Brake Systems Need Help After Fierce Winter Weather

March 1, 2018
This has been an unusually harsh winter across most of the country. Snow, ice, cinders and road salt have all combined to form a toxic environment for brake system components.

This has been an unusually harsh winter across most of the country. Snow, ice, cinders and road salt have all combined to form a toxic environment for brake system components. All of these contaminants will likely have collected on vital brake system parts like disc brake pads, rotors, calipers and parking brake mechanisms. Rust and corrosion can form quickly in this harsh, cold, moist environment. And such rust can compromise brake system operation.

Certainly, anything that reduces braking effectiveness is a safety hazard and can lead to loss of control and collisions. But there's an even more insidious situation that can develop in these conditions. Most newer cars, trucks and SUVs today are equipped with some combination of anti-lock braking (ABS) systems and vehicle stability control (VSC) systems. These sophisticated systems typically receive input signals from toothed reluctor teeth and sensing magnets at each wheel. Then, the control module compares all of these signals, determines whether one or more wheels are slipping and selectively applies braking power to other wheels until full traction is achieved.

If any of the reluctor teeth are broken or obstructed with ferrous debris, the system will not function properly, and braking power will be diminished.

For all of these reasons and more, brake system service after winter weather is vital. Such service should include a careful visual inspection of calipers, pads, rotors, hoses and hardware. If significant rust is present, use a good lubricant/penetrant product to cut the rust and lubricate moving parts.

If road salt or other contaminants are present on the rotor or pad friction surfaces, use a dedicated brake parts cleaner. This will remove debris without leaving a residue that could compromise braking effectiveness.

Depending on your locale, you may want to choose your brake parts cleaner accordingly. Such cleaners are offered in chlorinated or non-chlorinated formulations, low and ultra-low VOC compounds and also in quick-dry blends.

An often-overlooked service is periodic flushing and replacement of brake fluid. Some automakers recommend flushing and fluid replacement as often as every 2-3 years. It is a service that motorists are often not aware of and that technicians often fail to recommend.

In fact, such flushing and fluid replenishment are services ideally suited to the quick lube environment. With a power bleeder, the service can be performed quickly and profitably. And it can easily lead to additional needed services, like replacement of brake pads and rotors or replacement of stuck or leaking brake calipers. Few motorists will argue with a recommendation for brake system repairs, as they are not willing to put themselves and their families at risk.

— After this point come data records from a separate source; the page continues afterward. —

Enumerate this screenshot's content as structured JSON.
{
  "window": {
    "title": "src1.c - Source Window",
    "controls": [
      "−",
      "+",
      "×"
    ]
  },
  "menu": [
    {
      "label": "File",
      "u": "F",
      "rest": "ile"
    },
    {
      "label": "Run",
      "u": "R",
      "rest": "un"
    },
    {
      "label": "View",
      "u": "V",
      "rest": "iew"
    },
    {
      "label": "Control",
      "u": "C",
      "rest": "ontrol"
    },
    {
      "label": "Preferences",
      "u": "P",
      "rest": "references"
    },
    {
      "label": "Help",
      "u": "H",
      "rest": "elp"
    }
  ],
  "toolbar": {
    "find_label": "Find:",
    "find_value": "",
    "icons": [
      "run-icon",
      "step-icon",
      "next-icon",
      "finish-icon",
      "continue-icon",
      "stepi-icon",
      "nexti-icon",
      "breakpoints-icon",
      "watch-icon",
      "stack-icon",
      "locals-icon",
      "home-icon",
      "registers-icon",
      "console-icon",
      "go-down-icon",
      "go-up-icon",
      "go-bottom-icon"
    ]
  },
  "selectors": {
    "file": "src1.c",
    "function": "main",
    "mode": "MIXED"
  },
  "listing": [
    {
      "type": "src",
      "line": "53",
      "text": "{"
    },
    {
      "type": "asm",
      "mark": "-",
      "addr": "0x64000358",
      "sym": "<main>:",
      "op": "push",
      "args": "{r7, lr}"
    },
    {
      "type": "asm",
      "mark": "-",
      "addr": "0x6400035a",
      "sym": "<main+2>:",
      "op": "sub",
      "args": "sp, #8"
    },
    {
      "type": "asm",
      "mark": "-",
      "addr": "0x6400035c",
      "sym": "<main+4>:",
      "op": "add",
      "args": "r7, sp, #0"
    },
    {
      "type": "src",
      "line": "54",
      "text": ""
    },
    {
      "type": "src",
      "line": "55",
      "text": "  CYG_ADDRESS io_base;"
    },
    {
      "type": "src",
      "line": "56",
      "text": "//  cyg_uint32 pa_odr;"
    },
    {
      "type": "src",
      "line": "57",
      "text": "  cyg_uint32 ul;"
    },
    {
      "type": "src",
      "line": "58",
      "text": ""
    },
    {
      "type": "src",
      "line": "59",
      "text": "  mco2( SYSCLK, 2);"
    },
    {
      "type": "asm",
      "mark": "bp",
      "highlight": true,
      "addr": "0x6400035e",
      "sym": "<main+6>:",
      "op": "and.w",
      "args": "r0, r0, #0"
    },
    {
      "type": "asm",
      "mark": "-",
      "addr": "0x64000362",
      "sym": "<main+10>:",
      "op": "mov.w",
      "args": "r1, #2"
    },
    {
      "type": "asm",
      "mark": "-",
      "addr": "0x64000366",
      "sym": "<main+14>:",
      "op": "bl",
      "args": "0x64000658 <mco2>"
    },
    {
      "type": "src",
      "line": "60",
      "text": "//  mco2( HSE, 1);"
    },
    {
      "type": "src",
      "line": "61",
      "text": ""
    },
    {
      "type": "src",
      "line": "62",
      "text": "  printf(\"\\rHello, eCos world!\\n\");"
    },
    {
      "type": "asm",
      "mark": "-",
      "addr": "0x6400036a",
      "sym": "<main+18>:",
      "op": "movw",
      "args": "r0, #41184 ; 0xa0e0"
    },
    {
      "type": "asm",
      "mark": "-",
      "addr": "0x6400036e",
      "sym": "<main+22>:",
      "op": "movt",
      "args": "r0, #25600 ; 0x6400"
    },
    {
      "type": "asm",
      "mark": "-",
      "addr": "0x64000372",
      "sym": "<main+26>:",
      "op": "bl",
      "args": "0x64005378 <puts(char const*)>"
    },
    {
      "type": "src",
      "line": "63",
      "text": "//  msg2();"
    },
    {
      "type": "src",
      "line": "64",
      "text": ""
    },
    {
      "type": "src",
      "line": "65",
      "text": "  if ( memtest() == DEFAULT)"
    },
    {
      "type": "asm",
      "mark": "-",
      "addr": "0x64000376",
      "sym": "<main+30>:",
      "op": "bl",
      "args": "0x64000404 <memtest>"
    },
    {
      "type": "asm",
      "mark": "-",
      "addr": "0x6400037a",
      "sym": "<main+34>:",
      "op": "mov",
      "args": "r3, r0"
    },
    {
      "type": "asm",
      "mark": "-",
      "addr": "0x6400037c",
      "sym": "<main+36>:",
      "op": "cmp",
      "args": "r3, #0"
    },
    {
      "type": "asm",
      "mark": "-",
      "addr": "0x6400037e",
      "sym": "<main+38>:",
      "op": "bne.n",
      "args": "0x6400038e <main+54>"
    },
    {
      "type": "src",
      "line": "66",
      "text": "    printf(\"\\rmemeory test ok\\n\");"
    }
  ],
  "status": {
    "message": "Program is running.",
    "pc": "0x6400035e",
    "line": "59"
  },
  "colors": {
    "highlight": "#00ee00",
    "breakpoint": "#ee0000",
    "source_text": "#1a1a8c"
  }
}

You have good, viable choices when it comes to choosing brake fluid. Most cars on the road today are factory-filled with non-silicone DOT 3 or DOT 4 brake fluid. Some high-end sports cars may be factory-filled with silicone fluid, which is designated as DOT 5. But these applications are rare.

Note, by the way, that all brake fluid is synthetic. This often causes confusion because "synthetic" is often mistaken for "silicone" and vice versa.

Since all DOT 3 and 4 fluids are fully compatible, you can choose to simply match whatever was OE in the vehicle you're servicing. However, if you know that a vehicle is used for towing or other severe service, you can upgrade a DOT 3 system to DOT 4 fluid which, while fully compatible, offers a higher boiling point than DOT 3. There are some premium DOT 4 brake fluids that provide an even higher boiling point for a greater margin of safety.

Another compelling reason for a brake fluid flush and fill is the fact that DOT 3 and 4 brake fluids are hygroscopic, which means they tend to absorb moisture from the atmosphere and elsewhere. Such moisture can collect in brake lines, causing rust-through and possible brake failure. This water can also freeze in frigid temperatures, further compromising the performance of braking systems, anti-skid systems and other vehicle stability control mechanisms.

This is also a prime opportunity to evaluate the condition and performance of the parking brake mechanism. Such mechanisms are exposed to the elements. Worse yet, with most vehicles on the road equipped with automatic transmissions, many drivers shift into Park and opt not to apply the parking brake. Prolonged inaction can cause rust and corrosion to develop on cables, levers and elsewhere within the parking brake system. Careful inspection and proper cleaning and lubrication are the order of the day, along with a friendly reminder to your customers to use their parking brake regularly.

Certainly, hostile winter weather can present the opportunity to provide additional value-added services, particularly in the quick lube environment. Even toward the end of the season, products like fuel injector cleaner, windshield de-icer, various engine rejuvenation chemicals, mass air flow (MAF) sensor cleaners and others can optimize engine performance and driving safety in challenging driving conditions.

One more thing to consider is the likelihood that snow and moisture, contaminated with road salt and cinders, could have been drawn into differentials through breather vents as vehicles drive through snow and slush. This water and debris can damage internal differential/axle components. Quick lube shops are well-positioned to provide flush and fill services for front and rear differentials using dedicated cleaning products.